Temporary, non-chronic impairments of short duration, with little or no long-term or permanent impact, are usually not disabilities. Such impairments may include, but are not limited to, broken limbs, sprained joints, concussions, appendicitis, and influenza.
A qualified individual is someone who meets the skill, experience, and education requirement of the position held or desired and who can perform the essential functions of the position with or without reasonable accommodations.
Reasonable accommodations are any modification or accommodation to a job, practice, policy, or the work environment that enables an employee to perform the essential functions of a position without creating undue hardship for the employer and/or posing a direct threat to the health or safety of the individual making the request or others.
Reasonable accommodations may include, but are not limited to:
- acquiring or modifying equipment or devices;
- providing qualified readers or interpreters;
- job restructuring, modifying work schedules, reassigning to a vacant position; and
- making existing facilities readily accessible to and usable by persons with disabilities.
The process for determining if there are reasonable accommodations that can be implemented is called the interactive process.

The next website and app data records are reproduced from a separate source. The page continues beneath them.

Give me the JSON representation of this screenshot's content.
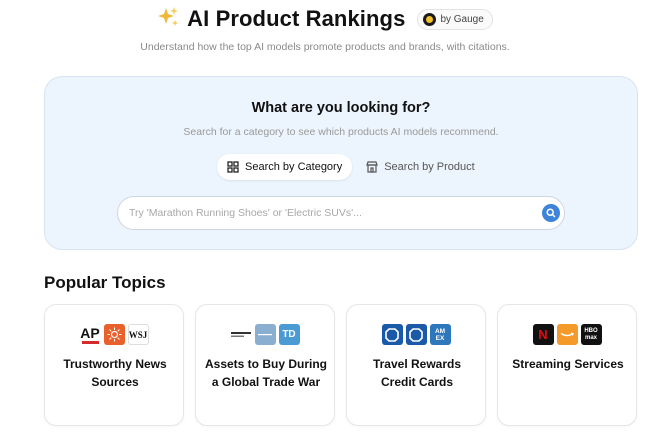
{
  "header": {
    "icon": "sparkle-icon",
    "title": "AI Product Rankings",
    "badge": {
      "icon": "gauge-logo-icon",
      "label": "by Gauge"
    }
  },
  "subtitle": "Understand how the top AI models promote products and brands, with citations.",
  "search": {
    "heading": "What are you looking for?",
    "subheading": "Search for a category to see which products AI models recommend.",
    "tabs": [
      {
        "label": "Search by Category",
        "icon": "grid-icon",
        "active": true
      },
      {
        "label": "Search by Product",
        "icon": "store-icon",
        "active": false
      }
    ],
    "placeholder": "Try 'Marathon Running Shoes' or 'Electric SUVs'...",
    "value": "",
    "button_icon": "search-icon"
  },
  "popular": {
    "title": "Popular Topics",
    "cards": [
      {
        "label": "Trustworthy News Sources",
        "logos": [
          {
            "name": "ap-logo-icon",
            "text": "AP"
          },
          {
            "name": "sunburst-logo-icon",
            "text": ""
          },
          {
            "name": "wsj-logo-icon",
            "text": "WSJ"
          }
        ]
      },
      {
        "label": "Assets to Buy During a Global Trade War",
        "logos": [
          {
            "name": "fund-logo-icon",
            "text": ""
          },
          {
            "name": "bank-logo-icon",
            "text": ""
          },
          {
            "name": "td-logo-icon",
            "text": "TD"
          }
        ]
      },
      {
        "label": "Travel Rewards Credit Cards",
        "logos": [
          {
            "name": "chase-logo-icon",
            "text": ""
          },
          {
            "name": "chase-logo-icon",
            "text": ""
          },
          {
            "name": "amex-logo-icon",
            "text": "AM EX"
          }
        ]
      },
      {
        "label": "Streaming Services",
        "logos": [
          {
            "name": "netflix-logo-icon",
            "text": "N"
          },
          {
            "name": "amazon-logo-icon",
            "text": ""
          },
          {
            "name": "hbo-max-logo-icon",
            "text": "HBO max"
          }
        ]
      }
    ]
  },
  "colors": {
    "panel_bg": "#ecf4fd",
    "accent": "#3d83d9",
    "ap_red": "#d42b2b",
    "sunburst_orange": "#e8602c",
    "td_green": "#4a9ad4",
    "chase_blue": "#1b5aa8",
    "amex_blue": "#2e77bc",
    "netflix_red": "#e50914",
    "amazon_orange": "#f59a2a"
  }
}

It is an ongoing conversation between and employee and their supervisor to determine if there are reasonable accommodations that will enable the employee to complete the essential functions of their job. Documentation of the request and interactive process is required.
Accommodation requests and any supporting documentation related to the determination of the request will be kept in the employee's confidential medical file in Human Resources (HR). Employers informed of an employee's limitations and request for accommodation are prohibited from discolosing such information to other employees and third party individuals with the following limited exceptions:
- Supervisors may know about necessary restrictions on the work or duties of an employee and any accommodations;
- First aid and safety personnel may be informed if the disability might require emergency treatment or specific procedures are needed in the case of fire or other evacuation; and,
- Government officials investigating compliance with the ADA and/or other federal and state laws prohibiting discrimination on the basis of disability may be provided relevant information upon request.
Resources fo Frequently Asked Questions
- U.S. Equal Employment Opportunity Commission: The ADA Frequently Asked Questions
- U.S. Department of Labor, Office of Federal Contract Compliance Programs (OFCCP): The ADA Amendments Act of 2008 Frequently Asked Questions
- ADA.gov - Information and Technical Assistance on the ADA
- Job Accommodation Network
- National Council on Disability
- U.S. Access Board
- U.S. Equal Employment Opportunity Commission
- U.S. Department of Labor
- On-Campus Single-Occupancy Restrooms, Baby Changing Stations and Lactation Rooms
Students who need accommodation in academic programs should contact the Office of Disability Services, (316) 978-3309, to initiate the process.
An individual with a disability who believes his or her disability is not being accommodated or who has experienced discrimination or harassment on the basis of disability may file a complaint with the Office of Equal Opportuntiy and Title IX.
Total Rewards Team
Revised: 07/17/18 CB